Simon Rubinsohn, RICS chief economist, said: “The Bank of England’s recent introduction of a ceiling on high loan to income lending and a 3 per cent interest rate stress test is unlikely on its own to have an immediate influence on the market.
“However, rhetoric from key officials at the Bank including Mark Carney, alongside the consequences of the introduction of the MMR are already slowing momentum particularly in London.
“Buyer enquiries in the capital are now slipping back which suggests that the very sharp upward move in prices will flatten over the coming months.”
But he added that he expected the “more hard fought recovery” in the rest of the country to remain intact.
Despite the slower market, a balance of 53 per cent of surveyors still reported house price increases during June, although the figure was down slightly from 56 per cent in May.
Surveyors said prices rose in all 12 regions of the UK, with the South East and Northern Ireland experiencing the strongest growth for the second consecutive month.
But the group added that the rate of price growth in London appeared to be easing.
Going forward, the balance of surveyors expecting prices to rise rather than fall during the coming three months dropped to 26 per cent, down from 46 per cent in May, due to slowing demand and increased supply.
Today’s figures come the day after Halifax said house prices rose at an annual rate of 8.8 per cent in June, although they fell by 0.6 per cent during the month itself.

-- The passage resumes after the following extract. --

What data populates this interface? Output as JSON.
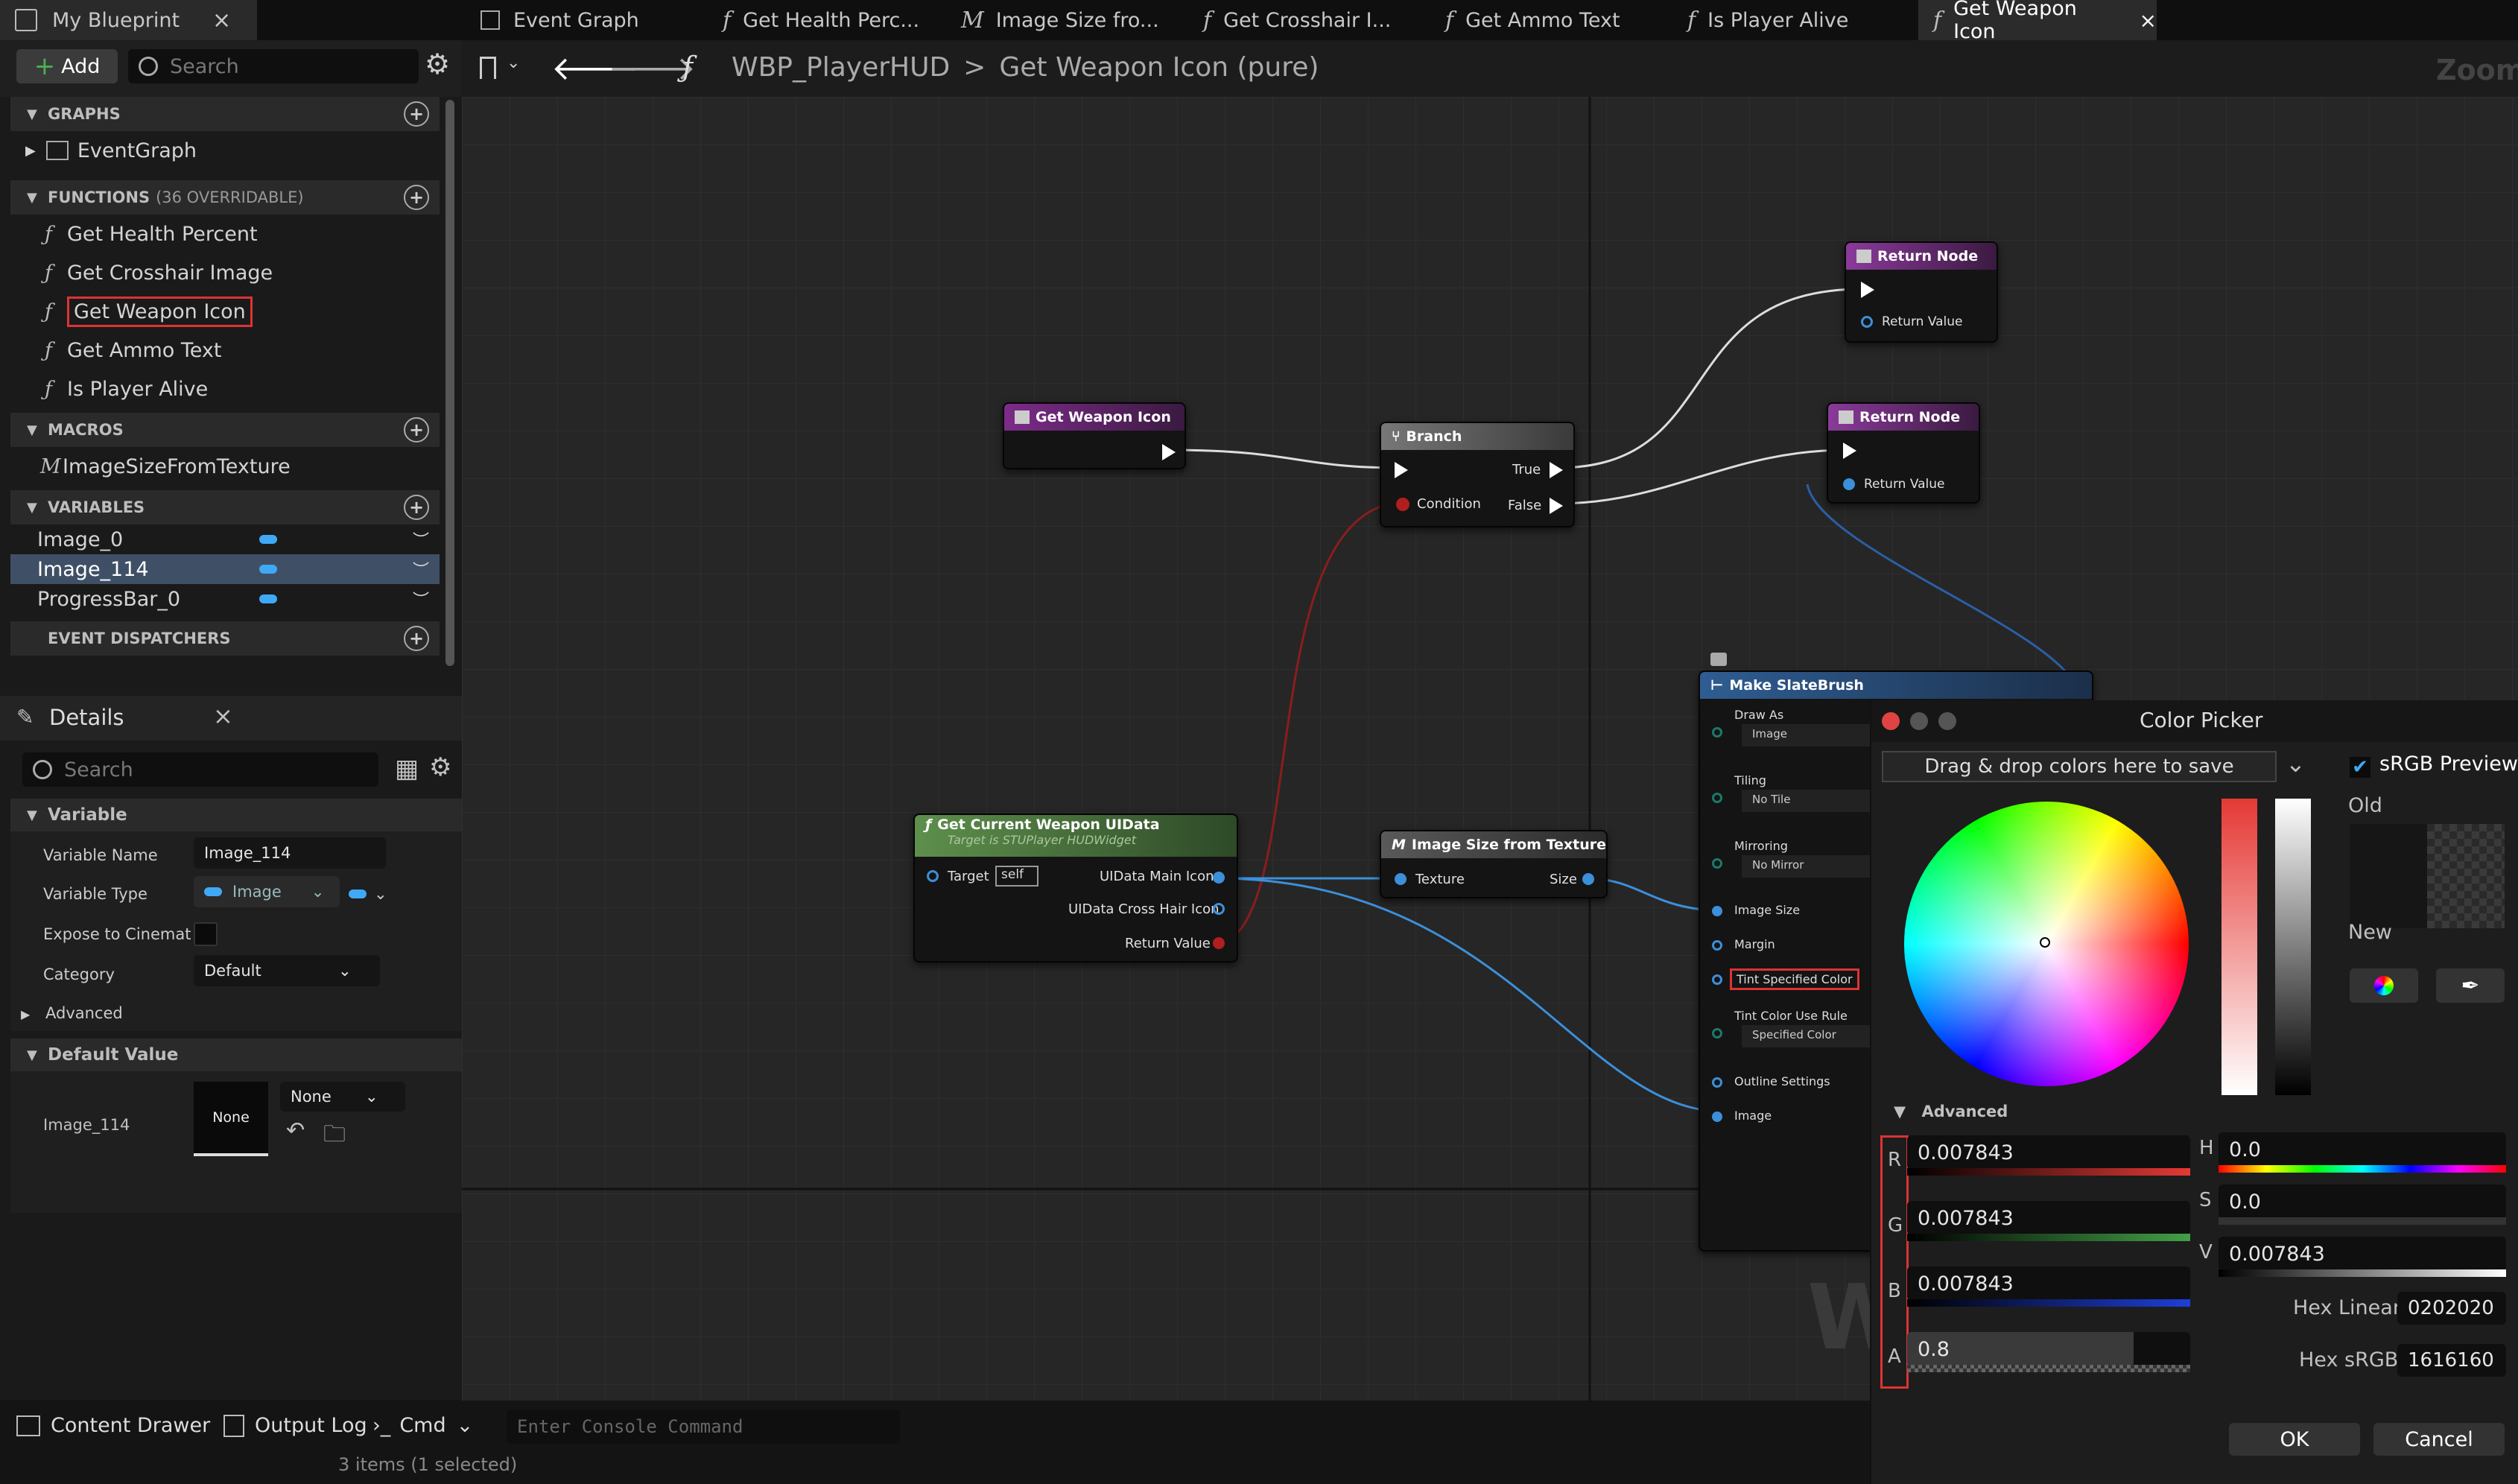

The typical property in the UK currently costs £260,311, according to Zoopla.